» **TASK REQUIREMENTS**: Go through the entries below and tally each line holding the string "price". Return the number only.

(Records from a collection)
────────

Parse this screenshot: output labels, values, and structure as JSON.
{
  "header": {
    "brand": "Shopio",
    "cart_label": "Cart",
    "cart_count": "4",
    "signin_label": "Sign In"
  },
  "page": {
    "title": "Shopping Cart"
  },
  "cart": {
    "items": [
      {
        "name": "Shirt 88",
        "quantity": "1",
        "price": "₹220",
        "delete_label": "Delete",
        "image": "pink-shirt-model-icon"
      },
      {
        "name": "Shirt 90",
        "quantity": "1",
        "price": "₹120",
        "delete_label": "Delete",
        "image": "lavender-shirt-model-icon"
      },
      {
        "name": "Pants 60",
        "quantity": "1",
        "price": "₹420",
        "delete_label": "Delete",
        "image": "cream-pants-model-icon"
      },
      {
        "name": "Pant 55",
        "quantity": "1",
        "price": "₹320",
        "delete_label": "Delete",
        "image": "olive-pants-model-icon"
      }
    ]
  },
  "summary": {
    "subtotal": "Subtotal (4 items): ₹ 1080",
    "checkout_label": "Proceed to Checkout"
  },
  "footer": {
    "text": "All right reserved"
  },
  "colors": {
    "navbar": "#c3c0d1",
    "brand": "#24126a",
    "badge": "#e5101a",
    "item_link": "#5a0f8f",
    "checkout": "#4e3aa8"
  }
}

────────

» **COMPLETED TASK**: 4